Some heating and cooling companies push the idea you need natural gas as a backup for a heat pump (probably based on information from the gas company).  What they’re suggesting is effectively adding a heat pump to a natural gas furnace.

Instead, some back-up electric heat – like an electric coil in the ductwork, or a heat-throwing electric fireplace – can do the trick if you home is well-insulated.

It’s only in very cold climates like Edmonton or Saskatoon that a more substantial back-up heating system is advised. 

Urban myth #4
You’re worse off with heat pumps than natural gas during a blackout
We compare the performance of heat pumps and natural gas furnaces during a power blackout

In an electricity failure, neither natural gas furnaces nor heat pumps will work.

All gas furnaces rely on electrically driven components to work. They also have safety systems that also prevent them from operating in a blackout.

In the case of the Flexplex, this highly insulated building will retain heat for a very long time. We expect that the electricity will be back on long before the building is cold.   

*The information in this article is based on Greenbilt’s research and our operating experience with heat pumps in our Flexplex® showcase home.


References

[1] “Cold-Climate Air Source Heat Pumps: Assessing Cost Effectiveness, Energy Savings and Greenhouse Gas Emission Reductions in Canadian Homes

[2] We made some adjustments to the calculator to make the assumptions realistic for the FlexPlex.

Stairs can add to the sustainability and flexibility of a home

I’m twice over the moon.” 

Two heads are better than one.

Twins are double the fun.

Our language suggests that two are better than one.

We agreed, and that’s why we put double staircases in different model homes that Greenbilt Homes designed and built.

“Double, double, toil, and trouble,” you say! Is the extra cost and effort of a second staircase worth it?

FlexPlex® stairs

Toronto Star photo of exterior staircase of the FlexPlex

A photo of the FlexPlex exterior staircase was published in the Toronto Star in December, 2023

The answer is a resounding YES. A second staircase offered a huge improvement in functionality.

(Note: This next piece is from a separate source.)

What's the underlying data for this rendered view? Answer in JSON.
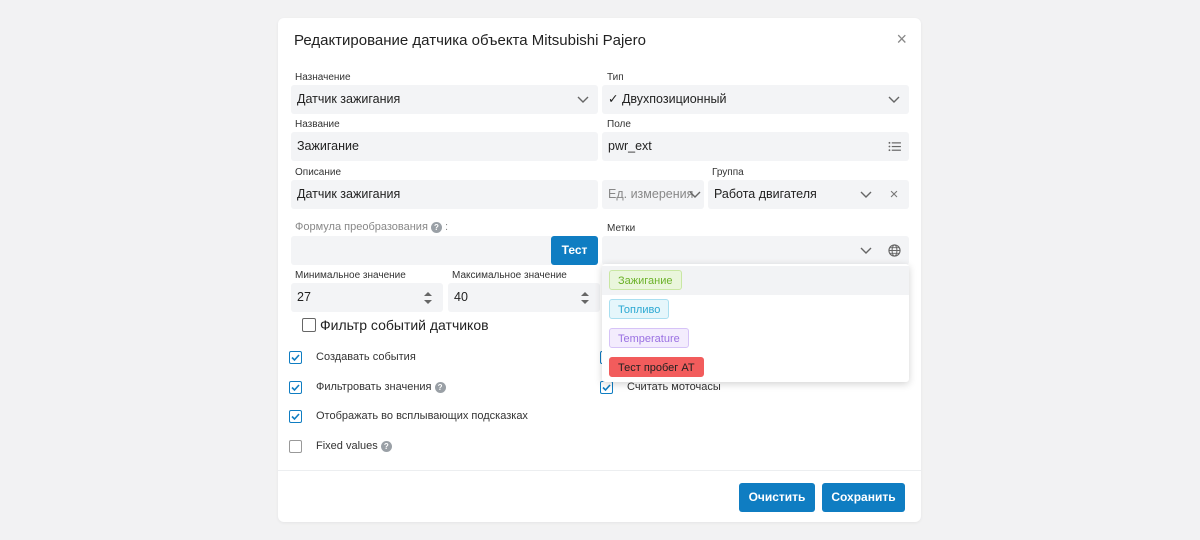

The most recent double staircase design is in the FlexPlex® home that Greenbilt designed and constructed at 19 Burlington Street, Toronto.  We knew that residents of a 55-foot-long building would appreciate having a rear external staircase.

But we thought the tenants would prefer the interior front staircase because it’s a climate-controlled, bright, and appealing.

We were wrong.  The rear staircase is used the most. It’s very handy as it’s adjacent to the kitchen and living areas.

In future, the addition of an exterior elevator down the centre of the stairscase can add to the home’s flexibility for tenants with mobility issues.

Greenbilt House stairs

Second staircase in a sustainable house

The green-certified Greenbilt House in Bronte Habour, Oakville also featured a flexible second staircase.

Greenbilt House was modelled on a mid-1800s farmhouse and featured a grand staircase in a front foyer with two-storey vaulted ceiling.  

In traditional homes, the rear staircase was a servants’ staircase.  In the case of Greenbilt House, the second staircase was located in a large mudroom/laundry with the garage entrance. It’s how goods came and went from house to garage.  It’s how clothes moved to the laundry room, and how people entered the backyard.

As you can imagine, that rear staircase was heavily used.

In future, if a secondary suite were added to the building, it would create a direct exterior entrance for the tenant.

Low-cost sustainability

The cost of adding a second, utilitarian staircase is fairly low.

The second stair represents flexibility. We believe it’s an important element of sustainability.

In the event of a fire, it provides safety.

Ying and yang

But, like most things, there’s ying and yang.

I can bet that at least one teenager has said: “OMG they’re home early. Quickly, out the back stairs.”

Svg Vector Icons : http://www.onlinewebfonts.com/icon